▶ What you will do
Scan the entries below for the word "triangle", then copy each line that holds it.
[[ Material provided, beginning ]]
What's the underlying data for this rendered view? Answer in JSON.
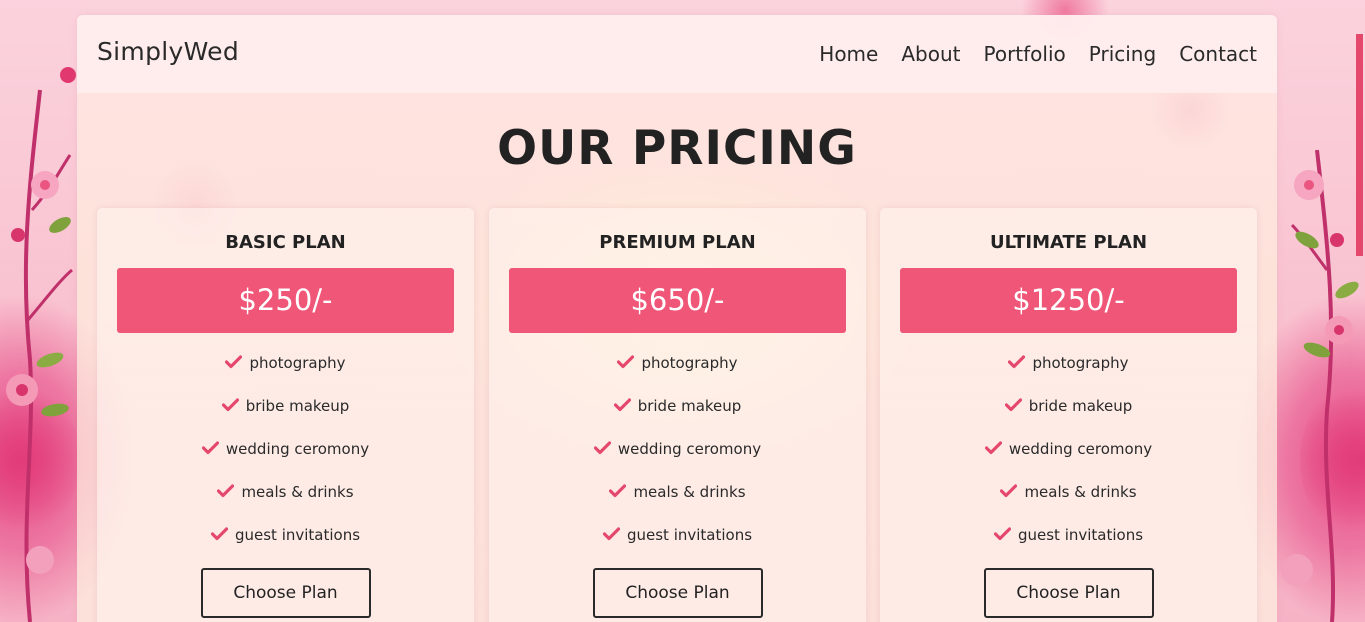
{
  "brand": "SimplyWed",
  "nav": {
    "items": [
      {
        "label": "Home"
      },
      {
        "label": "About"
      },
      {
        "label": "Portfolio"
      },
      {
        "label": "Pricing"
      },
      {
        "label": "Contact"
      }
    ]
  },
  "heading": "OUR PRICING",
  "plans": [
    {
      "title": "BASIC PLAN",
      "price": "$250/-",
      "features": [
        "photography",
        "bribe makeup",
        "wedding ceromony",
        "meals & drinks",
        "guest invitations"
      ],
      "button": "Choose Plan"
    },
    {
      "title": "PREMIUM PLAN",
      "price": "$650/-",
      "features": [
        "photography",
        "bride makeup",
        "wedding ceromony",
        "meals & drinks",
        "guest invitations"
      ],
      "button": "Choose Plan"
    },
    {
      "title": "ULTIMATE PLAN",
      "price": "$1250/-",
      "features": [
        "photography",
        "bride makeup",
        "wedding ceromony",
        "meals & drinks",
        "guest invitations"
      ],
      "button": "Choose Plan"
    }
  ],
  "colors": {
    "accent": "#ef5677",
    "text": "#222222",
    "check": "#e5486d"
  },
  "icons": {
    "feature": "check-icon",
    "decoration": "cherry-blossom-icon"
  }
}
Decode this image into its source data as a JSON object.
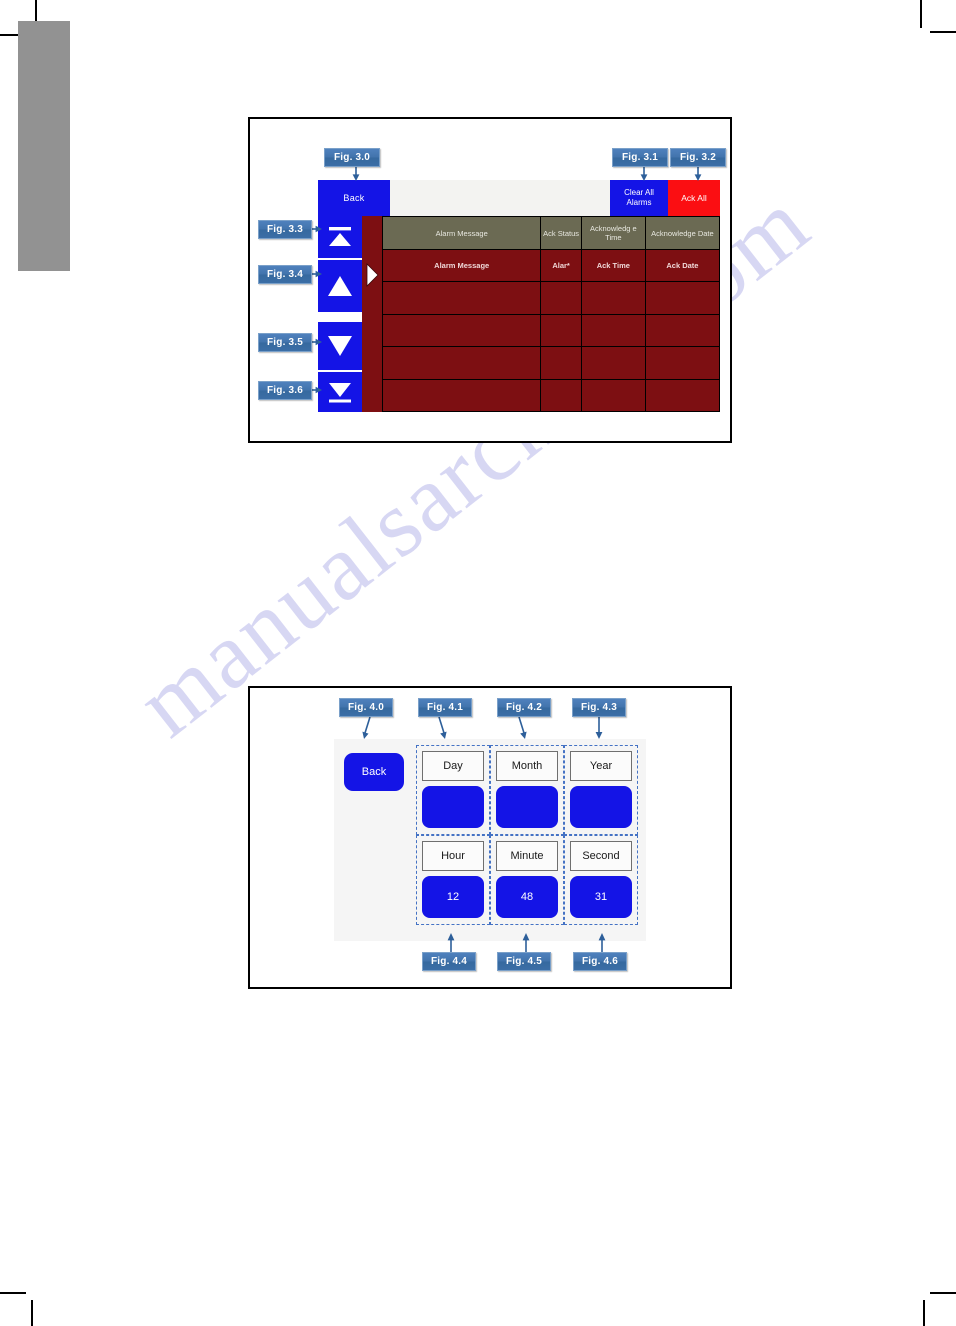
{
  "page": {
    "watermark_text": "manualsarchive.com"
  },
  "figure_alarm": {
    "toolbar": {
      "back_label": "Back",
      "clear_all_label": "Clear All Alarms",
      "ack_all_label": "Ack All"
    },
    "scroll_buttons": [
      {
        "name": "scroll-to-top",
        "icon": "triangle-up-with-bar-icon"
      },
      {
        "name": "scroll-up",
        "icon": "triangle-up-icon"
      },
      {
        "name": "scroll-down",
        "icon": "triangle-down-icon"
      },
      {
        "name": "scroll-to-bottom",
        "icon": "triangle-down-with-bar-icon"
      }
    ],
    "row_marker_icon": "triangle-right-icon",
    "table": {
      "headers": [
        "Alarm Message",
        "Ack Status",
        "Acknowledg e Time",
        "Acknowledge Date"
      ],
      "rows": [
        [
          "Alarm Message",
          "Alar*",
          "Ack Time",
          "Ack Date"
        ],
        [
          "",
          "",
          "",
          ""
        ],
        [
          "",
          "",
          "",
          ""
        ],
        [
          "",
          "",
          "",
          ""
        ],
        [
          "",
          "",
          "",
          ""
        ]
      ]
    },
    "callouts": [
      {
        "id": "fig-3-0",
        "label": "Fig. 3.0"
      },
      {
        "id": "fig-3-1",
        "label": "Fig. 3.1"
      },
      {
        "id": "fig-3-2",
        "label": "Fig. 3.2"
      },
      {
        "id": "fig-3-3",
        "label": "Fig. 3.3"
      },
      {
        "id": "fig-3-4",
        "label": "Fig. 3.4"
      },
      {
        "id": "fig-3-5",
        "label": "Fig. 3.5"
      },
      {
        "id": "fig-3-6",
        "label": "Fig. 3.6"
      }
    ]
  },
  "figure_datetime": {
    "back_label": "Back",
    "fields": [
      {
        "label": "Day",
        "value": ""
      },
      {
        "label": "Month",
        "value": ""
      },
      {
        "label": "Year",
        "value": ""
      },
      {
        "label": "Hour",
        "value": "12"
      },
      {
        "label": "Minute",
        "value": "48"
      },
      {
        "label": "Second",
        "value": "31"
      }
    ],
    "callouts": [
      {
        "id": "fig-4-0",
        "label": "Fig. 4.0"
      },
      {
        "id": "fig-4-1",
        "label": "Fig. 4.1"
      },
      {
        "id": "fig-4-2",
        "label": "Fig. 4.2"
      },
      {
        "id": "fig-4-3",
        "label": "Fig. 4.3"
      },
      {
        "id": "fig-4-4",
        "label": "Fig. 4.4"
      },
      {
        "id": "fig-4-5",
        "label": "Fig. 4.5"
      },
      {
        "id": "fig-4-6",
        "label": "Fig. 4.6"
      }
    ]
  },
  "colors": {
    "button_blue": "#1414e6",
    "alert_red": "#fb0e12",
    "table_body_red": "#7d0f12",
    "header_olive": "#6b6a53",
    "callout_blue": "#4f81bd",
    "page_tab_gray": "#929292"
  }
}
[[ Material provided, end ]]
▶ Task response
        "icon": "triangle-up-with-bar-icon"
        "icon": "triangle-up-icon"
        "icon": "triangle-down-icon"
        "icon": "triangle-down-with-bar-icon"
    "row_marker_icon": "triangle-right-icon",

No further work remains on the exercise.